[Exercise material Boundary: Start]

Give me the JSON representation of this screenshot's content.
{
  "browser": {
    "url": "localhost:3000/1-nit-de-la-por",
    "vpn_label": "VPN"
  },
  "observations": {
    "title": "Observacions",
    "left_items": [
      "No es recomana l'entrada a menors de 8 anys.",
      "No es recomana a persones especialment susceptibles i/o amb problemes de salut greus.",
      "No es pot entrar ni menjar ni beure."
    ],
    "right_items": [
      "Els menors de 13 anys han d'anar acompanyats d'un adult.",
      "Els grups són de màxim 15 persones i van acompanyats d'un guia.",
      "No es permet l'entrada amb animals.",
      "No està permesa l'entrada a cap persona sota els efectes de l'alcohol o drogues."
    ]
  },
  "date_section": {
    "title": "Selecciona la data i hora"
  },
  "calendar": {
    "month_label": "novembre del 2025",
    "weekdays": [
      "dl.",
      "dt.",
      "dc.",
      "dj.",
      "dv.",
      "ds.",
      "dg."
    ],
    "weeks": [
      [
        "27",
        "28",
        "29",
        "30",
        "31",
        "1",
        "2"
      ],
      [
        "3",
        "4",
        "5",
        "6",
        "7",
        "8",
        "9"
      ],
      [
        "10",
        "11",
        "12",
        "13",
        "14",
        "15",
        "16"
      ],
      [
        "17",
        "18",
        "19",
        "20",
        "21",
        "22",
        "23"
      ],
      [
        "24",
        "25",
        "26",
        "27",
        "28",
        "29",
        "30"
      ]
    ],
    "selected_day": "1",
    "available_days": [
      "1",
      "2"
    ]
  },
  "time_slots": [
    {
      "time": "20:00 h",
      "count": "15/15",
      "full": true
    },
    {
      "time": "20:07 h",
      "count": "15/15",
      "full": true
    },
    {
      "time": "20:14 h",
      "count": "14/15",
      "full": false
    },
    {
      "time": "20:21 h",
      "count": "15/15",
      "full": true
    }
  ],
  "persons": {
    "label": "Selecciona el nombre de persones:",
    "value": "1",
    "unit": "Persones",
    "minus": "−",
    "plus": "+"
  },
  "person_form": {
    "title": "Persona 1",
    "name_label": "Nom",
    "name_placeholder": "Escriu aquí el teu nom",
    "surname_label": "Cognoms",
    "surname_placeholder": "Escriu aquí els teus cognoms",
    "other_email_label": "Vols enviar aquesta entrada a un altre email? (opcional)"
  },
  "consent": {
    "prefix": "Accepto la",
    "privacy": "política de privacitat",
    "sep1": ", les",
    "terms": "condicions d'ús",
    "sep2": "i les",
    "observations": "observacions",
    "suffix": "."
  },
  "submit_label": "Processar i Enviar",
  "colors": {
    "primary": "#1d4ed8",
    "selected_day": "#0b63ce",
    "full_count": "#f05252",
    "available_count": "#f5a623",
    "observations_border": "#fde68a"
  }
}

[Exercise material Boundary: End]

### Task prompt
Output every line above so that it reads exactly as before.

### Solution for this task
Give me the JSON representation of this screenshot's content.
{
  "browser": {
    "url": "localhost:3000/1-nit-de-la-por",
    "vpn_label": "VPN"
  },
  "observations": {
    "title": "Observacions",
    "left_items": [
      "No es recomana l'entrada a menors de 8 anys.",
      "No es recomana a persones especialment susceptibles i/o amb problemes de salut greus.",
      "No es pot entrar ni menjar ni beure."
    ],
    "right_items": [
      "Els menors de 13 anys han d'anar acompanyats d'un adult.",
      "Els grups són de màxim 15 persones i van acompanyats d'un guia.",
      "No es permet l'entrada amb animals.",
      "No està permesa l'entrada a cap persona sota els efectes de l'alcohol o drogues."
    ]
  },
  "date_section": {
    "title": "Selecciona la data i hora"
  },
  "calendar": {
    "month_label": "novembre del 2025",
    "weekdays": [
      "dl.",
      "dt.",
      "dc.",
      "dj.",
      "dv.",
      "ds.",
      "dg."
    ],
    "weeks": [
      [
        "27",
        "28",
        "29",
        "30",
        "31",
        "1",
        "2"
      ],
      [
        "3",
        "4",
        "5",
        "6",
        "7",
        "8",
        "9"
      ],
      [
        "10",
        "11",
        "12",
        "13",
        "14",
        "15",
        "16"
      ],
      [
        "17",
        "18",
        "19",
        "20",
        "21",
        "22",
        "23"
      ],
      [
        "24",
        "25",
        "26",
        "27",
        "28",
        "29",
        "30"
      ]
    ],
    "selected_day": "1",
    "available_days": [
      "1",
      "2"
    ]
  },
  "time_slots": [
    {
      "time": "20:00 h",
      "count": "15/15",
      "full": true
    },
    {
      "time": "20:07 h",
      "count": "15/15",
      "full": true
    },
    {
      "time": "20:14 h",
      "count": "14/15",
      "full": false
    },
    {
      "time": "20:21 h",
      "count": "15/15",
      "full": true
    }
  ],
  "persons": {
    "label": "Selecciona el nombre de persones:",
    "value": "1",
    "unit": "Persones",
    "minus": "−",
    "plus": "+"
  },
  "person_form": {
    "title": "Persona 1",
    "name_label": "Nom",
    "name_placeholder": "Escriu aquí el teu nom",
    "surname_label": "Cognoms",
    "surname_placeholder": "Escriu aquí els teus cognoms",
    "other_email_label": "Vols enviar aquesta entrada a un altre email? (opcional)"
  },
  "consent": {
    "prefix": "Accepto la",
    "privacy": "política de privacitat",
    "sep1": ", les",
    "terms": "condicions d'ús",
    "sep2": "i les",
    "observations": "observacions",
    "suffix": "."
  },
  "submit_label": "Processar i Enviar",
  "colors": {
    "primary": "#1d4ed8",
    "selected_day": "#0b63ce",
    "full_count": "#f05252",
    "available_count": "#f5a623",
    "observations_border": "#fde68a"
  }
}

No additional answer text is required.